Component data from apps and pages:
↓
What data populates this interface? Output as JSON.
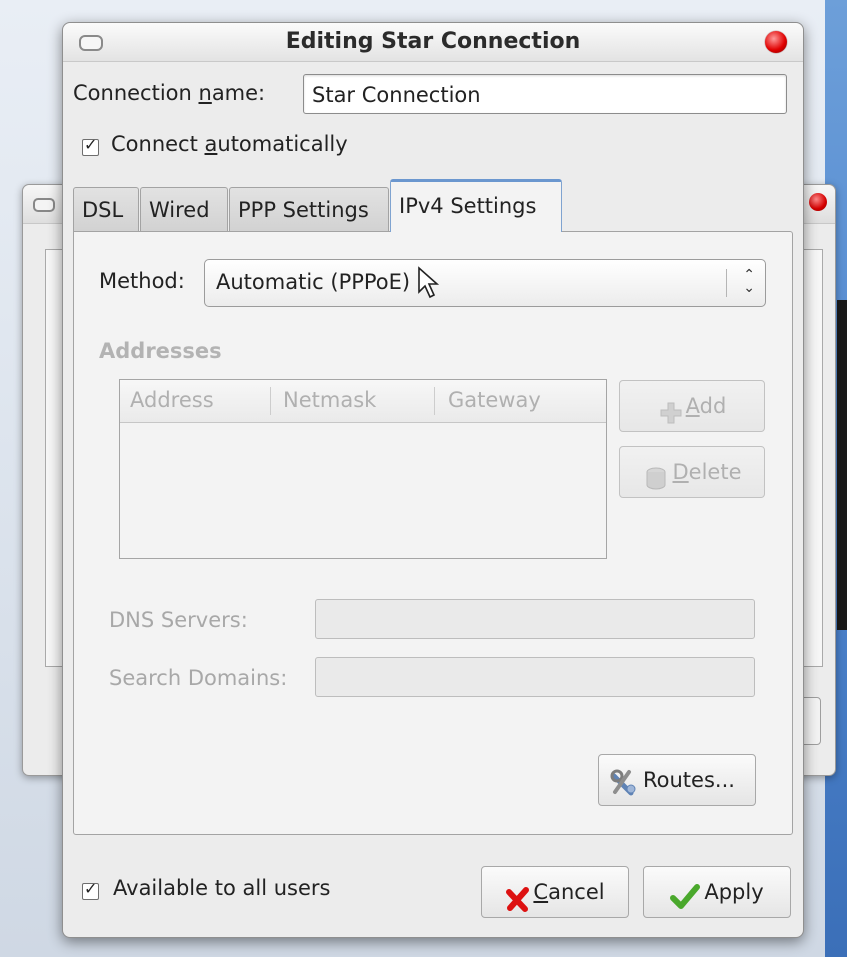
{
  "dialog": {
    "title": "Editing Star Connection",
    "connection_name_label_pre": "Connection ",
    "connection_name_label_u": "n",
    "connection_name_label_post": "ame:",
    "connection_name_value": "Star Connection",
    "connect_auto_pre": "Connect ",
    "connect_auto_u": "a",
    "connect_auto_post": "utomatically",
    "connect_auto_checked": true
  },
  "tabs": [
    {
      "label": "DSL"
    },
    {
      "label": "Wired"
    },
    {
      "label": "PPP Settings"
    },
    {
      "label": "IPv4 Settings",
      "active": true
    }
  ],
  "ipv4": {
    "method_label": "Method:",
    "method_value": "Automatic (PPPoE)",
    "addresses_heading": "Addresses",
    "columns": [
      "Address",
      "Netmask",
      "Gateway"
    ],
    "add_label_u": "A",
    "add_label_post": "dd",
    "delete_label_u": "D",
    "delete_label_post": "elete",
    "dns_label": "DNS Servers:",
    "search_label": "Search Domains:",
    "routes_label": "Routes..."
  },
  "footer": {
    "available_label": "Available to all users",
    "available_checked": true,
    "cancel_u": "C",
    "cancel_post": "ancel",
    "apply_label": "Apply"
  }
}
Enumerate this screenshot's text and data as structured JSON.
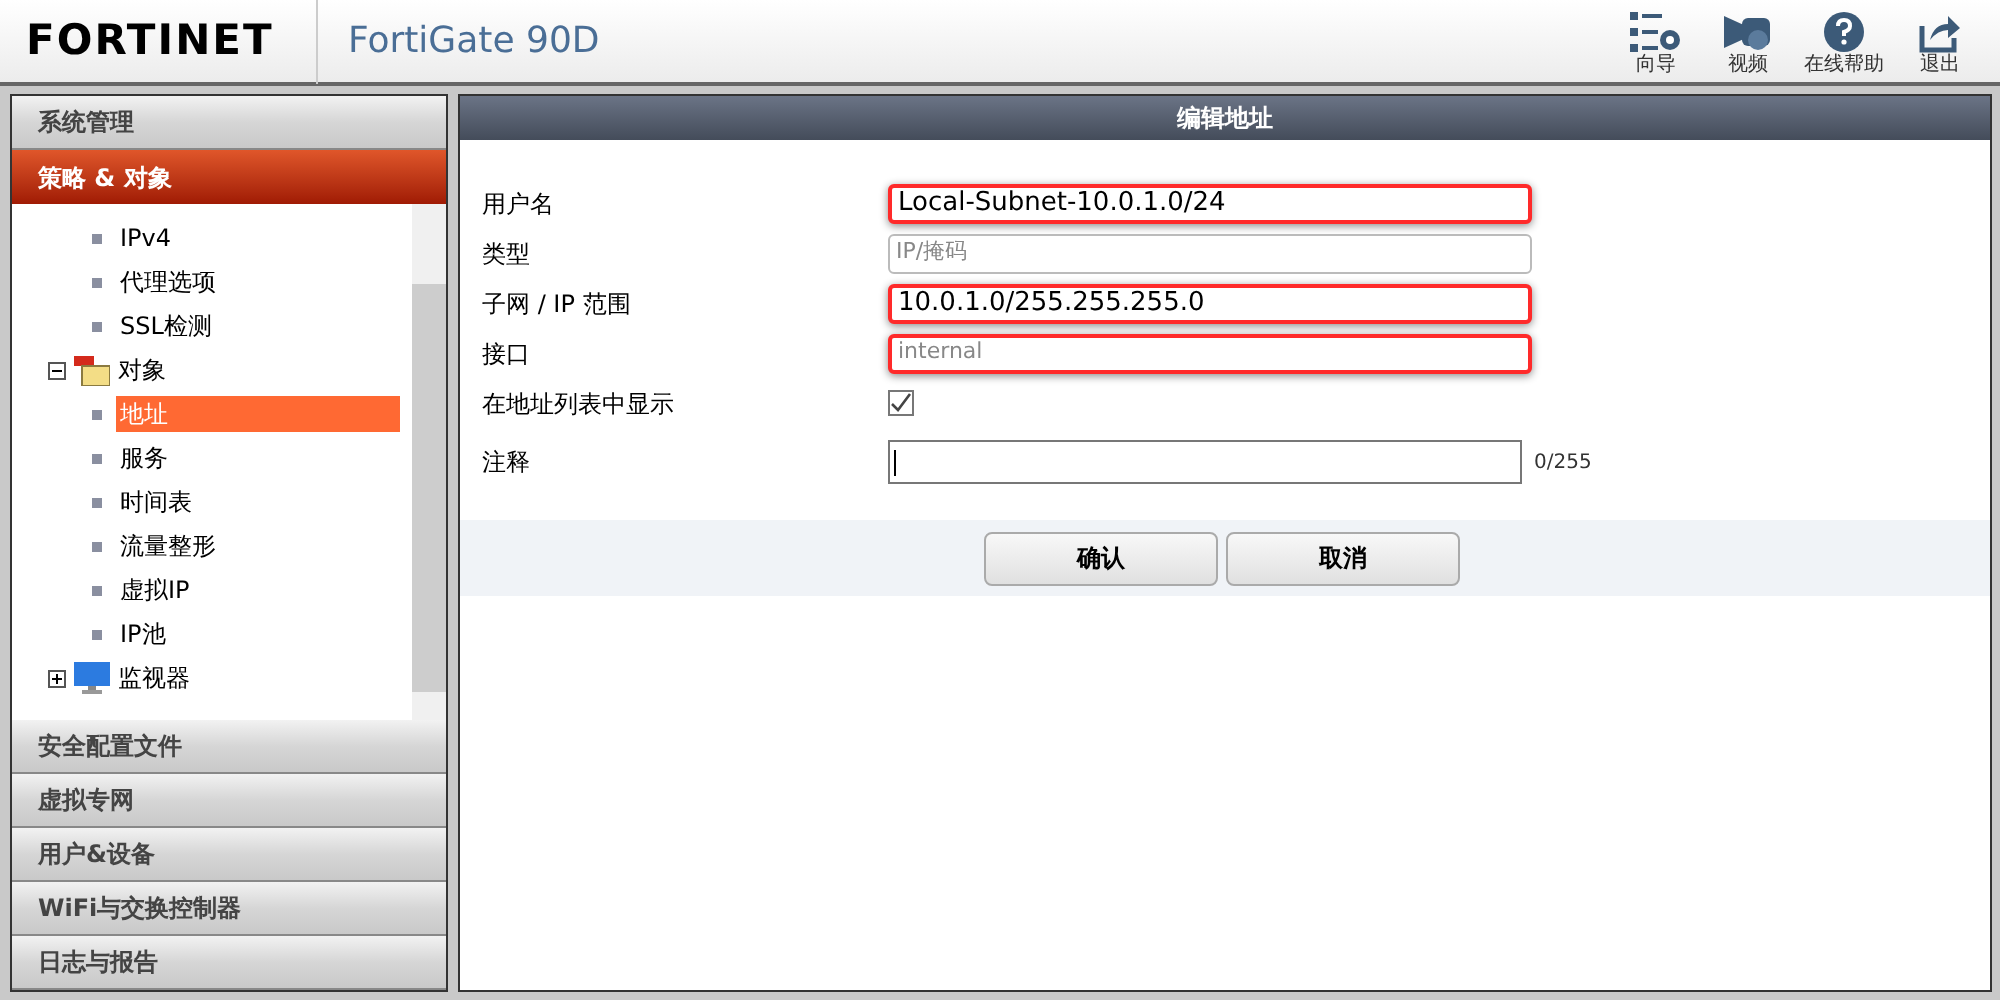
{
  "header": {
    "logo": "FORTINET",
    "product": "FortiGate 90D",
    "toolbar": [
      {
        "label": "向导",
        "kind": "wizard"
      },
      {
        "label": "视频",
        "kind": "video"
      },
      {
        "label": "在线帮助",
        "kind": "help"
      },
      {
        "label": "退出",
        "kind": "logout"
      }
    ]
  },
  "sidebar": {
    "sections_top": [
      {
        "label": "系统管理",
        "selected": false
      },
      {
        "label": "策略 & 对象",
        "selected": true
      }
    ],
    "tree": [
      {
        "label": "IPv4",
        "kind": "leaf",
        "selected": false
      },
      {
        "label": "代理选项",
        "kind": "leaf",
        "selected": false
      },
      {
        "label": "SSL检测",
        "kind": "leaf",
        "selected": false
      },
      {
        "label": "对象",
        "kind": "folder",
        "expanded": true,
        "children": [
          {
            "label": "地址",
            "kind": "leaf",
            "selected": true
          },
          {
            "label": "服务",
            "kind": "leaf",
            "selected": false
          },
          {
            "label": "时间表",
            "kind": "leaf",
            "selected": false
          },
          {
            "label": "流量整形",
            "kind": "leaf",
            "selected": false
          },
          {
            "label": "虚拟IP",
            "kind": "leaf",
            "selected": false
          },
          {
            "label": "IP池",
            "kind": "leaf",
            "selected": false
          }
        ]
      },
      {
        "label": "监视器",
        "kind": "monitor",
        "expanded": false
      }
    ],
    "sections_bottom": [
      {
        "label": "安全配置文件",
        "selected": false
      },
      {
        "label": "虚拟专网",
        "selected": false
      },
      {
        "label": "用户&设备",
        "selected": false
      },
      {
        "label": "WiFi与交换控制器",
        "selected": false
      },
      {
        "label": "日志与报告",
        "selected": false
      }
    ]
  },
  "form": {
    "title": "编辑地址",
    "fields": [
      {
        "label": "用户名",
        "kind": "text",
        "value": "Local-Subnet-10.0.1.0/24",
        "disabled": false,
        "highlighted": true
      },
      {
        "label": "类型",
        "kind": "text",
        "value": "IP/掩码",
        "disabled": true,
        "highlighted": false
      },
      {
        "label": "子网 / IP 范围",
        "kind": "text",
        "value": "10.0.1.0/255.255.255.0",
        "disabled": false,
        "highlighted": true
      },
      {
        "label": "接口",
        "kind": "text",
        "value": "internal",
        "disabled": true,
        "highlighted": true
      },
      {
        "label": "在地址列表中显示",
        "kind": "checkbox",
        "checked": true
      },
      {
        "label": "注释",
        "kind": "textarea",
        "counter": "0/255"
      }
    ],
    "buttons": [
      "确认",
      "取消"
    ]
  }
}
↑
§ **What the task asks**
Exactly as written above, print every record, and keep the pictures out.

§ **Exercise result**
What data populates this interface? Output as JSON.
{
  "dialog": {
    "title": "Editing Star Connection",
    "connection_name_label_pre": "Connection ",
    "connection_name_label_u": "n",
    "connection_name_label_post": "ame:",
    "connection_name_value": "Star Connection",
    "connect_auto_pre": "Connect ",
    "connect_auto_u": "a",
    "connect_auto_post": "utomatically",
    "connect_auto_checked": true
  },
  "tabs": [
    {
      "label": "DSL"
    },
    {
      "label": "Wired"
    },
    {
      "label": "PPP Settings"
    },
    {
      "label": "IPv4 Settings",
      "active": true
    }
  ],
  "ipv4": {
    "method_label": "Method:",
    "method_value": "Automatic (PPPoE)",
    "addresses_heading": "Addresses",
    "columns": [
      "Address",
      "Netmask",
      "Gateway"
    ],
    "add_label_u": "A",
    "add_label_post": "dd",
    "delete_label_u": "D",
    "delete_label_post": "elete",
    "dns_label": "DNS Servers:",
    "search_label": "Search Domains:",
    "routes_label": "Routes..."
  },
  "footer": {
    "available_label": "Available to all users",
    "available_checked": true,
    "cancel_u": "C",
    "cancel_post": "ancel",
    "apply_label": "Apply"
  }
}
Enumerate this screenshot's text and data as structured JSON.
{
  "header": {
    "logo": "FORTINET",
    "product": "FortiGate 90D",
    "toolbar": [
      {
        "label": "向导",
        "kind": "wizard"
      },
      {
        "label": "视频",
        "kind": "video"
      },
      {
        "label": "在线帮助",
        "kind": "help"
      },
      {
        "label": "退出",
        "kind": "logout"
      }
    ]
  },
  "sidebar": {
    "sections_top": [
      {
        "label": "系统管理",
        "selected": false
      },
      {
        "label": "策略 & 对象",
        "selected": true
      }
    ],
    "tree": [
      {
        "label": "IPv4",
        "kind": "leaf",
        "selected": false
      },
      {
        "label": "代理选项",
        "kind": "leaf",
        "selected": false
      },
      {
        "label": "SSL检测",
        "kind": "leaf",
        "selected": false
      },
      {
        "label": "对象",
        "kind": "folder",
        "expanded": true,
        "children": [
          {
            "label": "地址",
            "kind": "leaf",
            "selected": true
          },
          {
            "label": "服务",
            "kind": "leaf",
            "selected": false
          },
          {
            "label": "时间表",
            "kind": "leaf",
            "selected": false
          },
          {
            "label": "流量整形",
            "kind": "leaf",
            "selected": false
          },
          {
            "label": "虚拟IP",
            "kind": "leaf",
            "selected": false
          },
          {
            "label": "IP池",
            "kind": "leaf",
            "selected": false
          }
        ]
      },
      {
        "label": "监视器",
        "kind": "monitor",
        "expanded": false
      }
    ],
    "sections_bottom": [
      {
        "label": "安全配置文件",
        "selected": false
      },
      {
        "label": "虚拟专网",
        "selected": false
      },
      {
        "label": "用户&设备",
        "selected": false
      },
      {
        "label": "WiFi与交换控制器",
        "selected": false
      },
      {
        "label": "日志与报告",
        "selected": false
      }
    ]
  },
  "form": {
    "title": "编辑地址",
    "fields": [
      {
        "label": "用户名",
        "kind": "text",
        "value": "Local-Subnet-10.0.1.0/24",
        "disabled": false,
        "highlighted": true
      },
      {
        "label": "类型",
        "kind": "text",
        "value": "IP/掩码",
        "disabled": true,
        "highlighted": false
      },
      {
        "label": "子网 / IP 范围",
        "kind": "text",
        "value": "10.0.1.0/255.255.255.0",
        "disabled": false,
        "highlighted": true
      },
      {
        "label": "接口",
        "kind": "text",
        "value": "internal",
        "disabled": true,
        "highlighted": true
      },
      {
        "label": "在地址列表中显示",
        "kind": "checkbox",
        "checked": true
      },
      {
        "label": "注释",
        "kind": "textarea",
        "counter": "0/255"
      }
    ],
    "buttons": [
      "确认",
      "取消"
    ]
  }
}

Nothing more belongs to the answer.